Night School (1981)
While Mike has this filed under "Thrillers", I would say it really belongs on the "Horror - Stalkers" shelf (that is an actual section at my video store). The opening scene starts things off nicely with a merry-go-round murder, followed by a cut to red screen. A similar device is used in The Burning, and many others since, but there's something that I really love about that simple optical effect. Anyhow, what we have here is a horror movie from a detective angle (much like Wolfen), with the main character following a trail of ritualistic murders occurring throughout Boston. One of the main suspects is a creepy and pompous professor, who is sleeping with several of his students, despite his incredibly nerdy motorcycle outfit - he is the perfect unsympathetic character. There are lots of great locations, including the women's college, the professor's brightly-carpeted office and a large scuba tank (yes, someone does die there and as their severed head floats to the bottom, a large sea turtle swims over to peck at it); all are beautifully photographed by Mark Irwin, who was the DP on all of David Cronenberg's films up until Dead Ringers.

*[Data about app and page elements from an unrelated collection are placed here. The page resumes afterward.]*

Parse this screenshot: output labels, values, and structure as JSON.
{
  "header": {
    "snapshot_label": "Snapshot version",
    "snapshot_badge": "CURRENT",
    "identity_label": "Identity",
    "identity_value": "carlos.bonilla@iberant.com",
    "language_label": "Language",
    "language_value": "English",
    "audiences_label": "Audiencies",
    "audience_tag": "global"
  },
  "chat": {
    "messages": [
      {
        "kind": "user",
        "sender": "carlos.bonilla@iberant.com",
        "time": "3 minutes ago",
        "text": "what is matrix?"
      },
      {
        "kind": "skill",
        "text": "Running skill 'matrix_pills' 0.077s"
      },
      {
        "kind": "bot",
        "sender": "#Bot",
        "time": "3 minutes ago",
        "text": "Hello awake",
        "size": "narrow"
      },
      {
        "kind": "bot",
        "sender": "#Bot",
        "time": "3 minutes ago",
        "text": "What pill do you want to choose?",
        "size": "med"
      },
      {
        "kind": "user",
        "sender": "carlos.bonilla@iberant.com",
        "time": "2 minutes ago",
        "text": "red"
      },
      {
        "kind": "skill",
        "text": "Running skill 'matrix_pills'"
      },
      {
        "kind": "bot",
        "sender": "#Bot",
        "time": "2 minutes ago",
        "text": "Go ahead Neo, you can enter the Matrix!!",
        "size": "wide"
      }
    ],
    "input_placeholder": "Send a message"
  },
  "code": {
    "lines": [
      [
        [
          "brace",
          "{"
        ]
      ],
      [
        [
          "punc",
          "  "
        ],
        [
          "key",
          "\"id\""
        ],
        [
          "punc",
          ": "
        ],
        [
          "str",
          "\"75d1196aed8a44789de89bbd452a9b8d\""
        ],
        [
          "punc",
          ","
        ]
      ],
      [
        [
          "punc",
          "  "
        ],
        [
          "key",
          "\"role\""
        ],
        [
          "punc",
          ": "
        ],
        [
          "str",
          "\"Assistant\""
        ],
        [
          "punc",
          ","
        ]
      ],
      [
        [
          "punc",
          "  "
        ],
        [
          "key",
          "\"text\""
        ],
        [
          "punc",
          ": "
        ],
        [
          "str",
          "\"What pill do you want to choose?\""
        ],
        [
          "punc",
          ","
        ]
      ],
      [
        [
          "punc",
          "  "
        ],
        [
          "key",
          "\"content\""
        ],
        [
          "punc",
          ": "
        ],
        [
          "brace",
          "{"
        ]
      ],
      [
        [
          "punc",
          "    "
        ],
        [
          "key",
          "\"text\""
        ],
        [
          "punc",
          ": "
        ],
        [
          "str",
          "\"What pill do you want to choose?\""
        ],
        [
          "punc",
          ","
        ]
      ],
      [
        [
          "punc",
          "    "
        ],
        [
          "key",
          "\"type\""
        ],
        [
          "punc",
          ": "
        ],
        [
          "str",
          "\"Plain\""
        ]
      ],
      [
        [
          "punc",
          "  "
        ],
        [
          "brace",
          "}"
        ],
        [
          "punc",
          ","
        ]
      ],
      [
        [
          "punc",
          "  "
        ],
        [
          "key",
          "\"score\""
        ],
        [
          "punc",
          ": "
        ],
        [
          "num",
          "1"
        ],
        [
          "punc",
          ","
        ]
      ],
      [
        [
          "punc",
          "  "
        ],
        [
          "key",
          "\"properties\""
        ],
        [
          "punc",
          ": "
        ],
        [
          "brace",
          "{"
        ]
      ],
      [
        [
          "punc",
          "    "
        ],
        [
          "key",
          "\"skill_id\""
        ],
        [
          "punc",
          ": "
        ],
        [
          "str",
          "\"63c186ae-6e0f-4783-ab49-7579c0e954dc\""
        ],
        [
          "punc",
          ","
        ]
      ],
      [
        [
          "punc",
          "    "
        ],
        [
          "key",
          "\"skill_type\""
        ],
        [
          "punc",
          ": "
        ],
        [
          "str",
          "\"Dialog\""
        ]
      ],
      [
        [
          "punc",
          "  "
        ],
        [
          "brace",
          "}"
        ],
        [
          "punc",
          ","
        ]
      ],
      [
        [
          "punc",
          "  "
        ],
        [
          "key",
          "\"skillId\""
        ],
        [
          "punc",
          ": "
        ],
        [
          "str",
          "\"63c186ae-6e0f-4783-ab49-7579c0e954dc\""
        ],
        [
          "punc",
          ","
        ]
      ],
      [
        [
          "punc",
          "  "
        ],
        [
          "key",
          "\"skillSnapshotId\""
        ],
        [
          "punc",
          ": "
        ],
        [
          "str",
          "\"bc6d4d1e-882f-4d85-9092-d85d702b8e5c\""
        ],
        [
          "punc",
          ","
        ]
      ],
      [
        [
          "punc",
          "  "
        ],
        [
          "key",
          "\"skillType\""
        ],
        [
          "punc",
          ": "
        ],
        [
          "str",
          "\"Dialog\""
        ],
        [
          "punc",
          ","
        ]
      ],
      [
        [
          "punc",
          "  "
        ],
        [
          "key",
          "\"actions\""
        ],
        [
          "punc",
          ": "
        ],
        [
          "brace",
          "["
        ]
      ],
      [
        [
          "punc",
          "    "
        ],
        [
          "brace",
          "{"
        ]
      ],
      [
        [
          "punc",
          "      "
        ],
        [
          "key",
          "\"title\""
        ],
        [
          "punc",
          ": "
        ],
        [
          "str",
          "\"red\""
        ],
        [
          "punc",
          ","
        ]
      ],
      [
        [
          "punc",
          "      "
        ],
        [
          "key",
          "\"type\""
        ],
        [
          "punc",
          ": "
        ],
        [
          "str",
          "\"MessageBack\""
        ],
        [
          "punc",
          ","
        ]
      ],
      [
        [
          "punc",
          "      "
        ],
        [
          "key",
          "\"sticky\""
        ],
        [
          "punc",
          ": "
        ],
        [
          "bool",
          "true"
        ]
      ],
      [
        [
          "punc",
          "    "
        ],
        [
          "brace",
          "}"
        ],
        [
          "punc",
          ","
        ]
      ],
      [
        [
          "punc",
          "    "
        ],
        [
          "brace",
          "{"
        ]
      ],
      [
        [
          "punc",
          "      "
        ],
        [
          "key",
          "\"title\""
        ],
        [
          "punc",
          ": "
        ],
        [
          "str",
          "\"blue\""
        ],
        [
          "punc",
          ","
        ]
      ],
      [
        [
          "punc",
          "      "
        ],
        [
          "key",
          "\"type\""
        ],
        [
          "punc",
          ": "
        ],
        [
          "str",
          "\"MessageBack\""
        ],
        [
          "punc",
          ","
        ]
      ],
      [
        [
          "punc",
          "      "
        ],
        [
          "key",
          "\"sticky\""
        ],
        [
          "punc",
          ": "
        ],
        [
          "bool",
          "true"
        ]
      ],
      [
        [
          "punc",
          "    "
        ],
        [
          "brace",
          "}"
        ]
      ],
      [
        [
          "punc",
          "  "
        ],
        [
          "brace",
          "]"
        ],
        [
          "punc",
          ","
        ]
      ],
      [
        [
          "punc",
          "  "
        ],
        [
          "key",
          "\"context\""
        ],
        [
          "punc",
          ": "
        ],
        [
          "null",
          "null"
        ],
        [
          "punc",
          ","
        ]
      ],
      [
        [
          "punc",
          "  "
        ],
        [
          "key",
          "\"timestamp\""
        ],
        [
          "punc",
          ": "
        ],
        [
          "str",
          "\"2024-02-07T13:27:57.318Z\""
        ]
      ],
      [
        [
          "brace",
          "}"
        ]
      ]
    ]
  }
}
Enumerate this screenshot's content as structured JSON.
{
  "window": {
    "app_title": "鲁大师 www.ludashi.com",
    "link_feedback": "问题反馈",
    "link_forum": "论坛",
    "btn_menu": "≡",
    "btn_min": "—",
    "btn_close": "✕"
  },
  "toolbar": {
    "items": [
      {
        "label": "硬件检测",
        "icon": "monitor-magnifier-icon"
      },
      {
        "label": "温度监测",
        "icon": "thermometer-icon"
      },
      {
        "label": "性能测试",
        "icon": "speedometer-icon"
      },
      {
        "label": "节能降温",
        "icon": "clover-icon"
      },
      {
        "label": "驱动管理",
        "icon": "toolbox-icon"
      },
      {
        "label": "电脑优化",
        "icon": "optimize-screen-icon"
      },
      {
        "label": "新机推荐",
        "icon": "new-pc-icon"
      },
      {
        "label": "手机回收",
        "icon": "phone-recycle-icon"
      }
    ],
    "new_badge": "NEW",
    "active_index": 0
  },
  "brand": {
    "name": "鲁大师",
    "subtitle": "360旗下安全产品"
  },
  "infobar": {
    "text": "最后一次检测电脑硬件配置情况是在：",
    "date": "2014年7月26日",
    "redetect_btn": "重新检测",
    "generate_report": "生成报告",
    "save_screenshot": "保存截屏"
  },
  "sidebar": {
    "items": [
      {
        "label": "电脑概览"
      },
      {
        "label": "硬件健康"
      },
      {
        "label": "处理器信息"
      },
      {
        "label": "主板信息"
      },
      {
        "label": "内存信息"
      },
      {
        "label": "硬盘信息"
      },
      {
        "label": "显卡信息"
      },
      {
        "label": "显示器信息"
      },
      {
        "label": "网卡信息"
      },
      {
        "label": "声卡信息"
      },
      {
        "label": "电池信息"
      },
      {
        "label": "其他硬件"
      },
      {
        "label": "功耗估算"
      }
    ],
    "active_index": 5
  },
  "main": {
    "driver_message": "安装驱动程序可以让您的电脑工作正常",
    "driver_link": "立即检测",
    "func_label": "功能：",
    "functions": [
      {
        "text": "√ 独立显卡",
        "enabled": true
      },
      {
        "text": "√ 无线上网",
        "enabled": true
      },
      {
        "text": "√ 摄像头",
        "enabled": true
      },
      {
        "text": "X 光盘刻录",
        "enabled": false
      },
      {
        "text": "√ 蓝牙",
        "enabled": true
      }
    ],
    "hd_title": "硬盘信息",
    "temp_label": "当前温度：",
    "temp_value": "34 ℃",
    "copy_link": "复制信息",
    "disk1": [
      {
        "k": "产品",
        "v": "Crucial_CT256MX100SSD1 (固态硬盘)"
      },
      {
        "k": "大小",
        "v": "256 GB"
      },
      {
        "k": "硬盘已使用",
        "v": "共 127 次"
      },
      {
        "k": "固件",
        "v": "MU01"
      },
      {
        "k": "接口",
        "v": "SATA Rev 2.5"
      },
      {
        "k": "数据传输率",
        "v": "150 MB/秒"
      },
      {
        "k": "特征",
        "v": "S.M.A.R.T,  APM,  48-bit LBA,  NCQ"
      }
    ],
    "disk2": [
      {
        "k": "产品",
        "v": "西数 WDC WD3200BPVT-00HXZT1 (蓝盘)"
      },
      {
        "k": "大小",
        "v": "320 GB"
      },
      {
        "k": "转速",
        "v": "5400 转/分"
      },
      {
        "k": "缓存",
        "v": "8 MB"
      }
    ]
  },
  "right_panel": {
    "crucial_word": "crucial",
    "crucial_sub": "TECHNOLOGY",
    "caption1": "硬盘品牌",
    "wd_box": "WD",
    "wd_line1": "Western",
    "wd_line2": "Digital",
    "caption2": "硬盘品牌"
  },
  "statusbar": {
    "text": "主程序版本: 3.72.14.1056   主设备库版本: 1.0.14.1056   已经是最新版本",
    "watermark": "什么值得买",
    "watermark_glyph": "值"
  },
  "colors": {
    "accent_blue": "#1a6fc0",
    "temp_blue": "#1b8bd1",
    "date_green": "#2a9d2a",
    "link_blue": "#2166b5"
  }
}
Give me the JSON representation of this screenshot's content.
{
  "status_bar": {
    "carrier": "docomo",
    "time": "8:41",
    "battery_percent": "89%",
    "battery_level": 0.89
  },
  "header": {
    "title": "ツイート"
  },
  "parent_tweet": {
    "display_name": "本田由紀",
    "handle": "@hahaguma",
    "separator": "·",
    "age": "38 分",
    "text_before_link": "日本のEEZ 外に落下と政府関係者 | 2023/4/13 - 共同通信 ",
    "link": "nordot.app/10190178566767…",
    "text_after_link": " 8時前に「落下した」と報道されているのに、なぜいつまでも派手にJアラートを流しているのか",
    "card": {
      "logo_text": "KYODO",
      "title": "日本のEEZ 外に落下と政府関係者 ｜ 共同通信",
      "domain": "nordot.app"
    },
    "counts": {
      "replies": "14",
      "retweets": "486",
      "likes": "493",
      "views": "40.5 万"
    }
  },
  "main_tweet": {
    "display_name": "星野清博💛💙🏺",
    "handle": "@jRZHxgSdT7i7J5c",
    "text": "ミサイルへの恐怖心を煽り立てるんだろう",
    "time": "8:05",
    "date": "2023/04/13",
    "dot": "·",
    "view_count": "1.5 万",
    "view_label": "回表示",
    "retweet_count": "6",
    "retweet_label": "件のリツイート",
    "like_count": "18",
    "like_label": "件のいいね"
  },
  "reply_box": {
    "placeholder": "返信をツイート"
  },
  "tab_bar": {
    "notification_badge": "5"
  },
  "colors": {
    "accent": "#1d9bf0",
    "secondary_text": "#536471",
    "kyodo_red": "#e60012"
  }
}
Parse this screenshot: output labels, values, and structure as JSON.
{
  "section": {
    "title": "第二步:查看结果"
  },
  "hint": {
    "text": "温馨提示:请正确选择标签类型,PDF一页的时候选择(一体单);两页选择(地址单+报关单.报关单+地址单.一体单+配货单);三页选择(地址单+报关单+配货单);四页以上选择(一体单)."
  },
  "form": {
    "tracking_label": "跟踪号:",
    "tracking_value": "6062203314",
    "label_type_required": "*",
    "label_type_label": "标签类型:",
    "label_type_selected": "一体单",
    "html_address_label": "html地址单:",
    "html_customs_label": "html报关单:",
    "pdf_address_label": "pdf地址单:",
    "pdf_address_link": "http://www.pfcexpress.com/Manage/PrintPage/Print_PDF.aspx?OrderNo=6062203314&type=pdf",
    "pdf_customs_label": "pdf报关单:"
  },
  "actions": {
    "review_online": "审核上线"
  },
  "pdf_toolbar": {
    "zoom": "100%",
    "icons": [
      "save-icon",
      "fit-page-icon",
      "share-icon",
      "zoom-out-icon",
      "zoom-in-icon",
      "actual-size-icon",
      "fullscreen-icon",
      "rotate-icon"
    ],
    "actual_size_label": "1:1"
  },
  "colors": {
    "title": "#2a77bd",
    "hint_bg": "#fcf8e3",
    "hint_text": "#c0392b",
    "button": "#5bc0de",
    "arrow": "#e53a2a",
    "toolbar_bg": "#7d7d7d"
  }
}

The sound design has some interesting components, too: the scuba scene is MOS except for the sound of the bubbling tank; in the shower scene the audio cuts back and forth between the sounds of loud shower spray and a door buzzer - really tense; and high-pitched drones accent many of the killings. The score by Brad Fiedel is fantastic. His cues are short but very effective, using rapid-pulsing, arpeggiated synths and what I call "70s electronic panic" music (you'll know what I mean when you hear it). My favorite cue is towards the end of the film - as the killer strikes, the bathroom door slams shut on the camera and a synth loop begins to build into a soupy pulse. This was the second horror picture that Fiedel scored - three years later he would create the iconic score for The Terminator. Night School was the last movie that Ken Hughes made before retiring from filmmaking; in 1968 he directed Albert Broccoli's other big project, Chitty Chitty Bang Bang!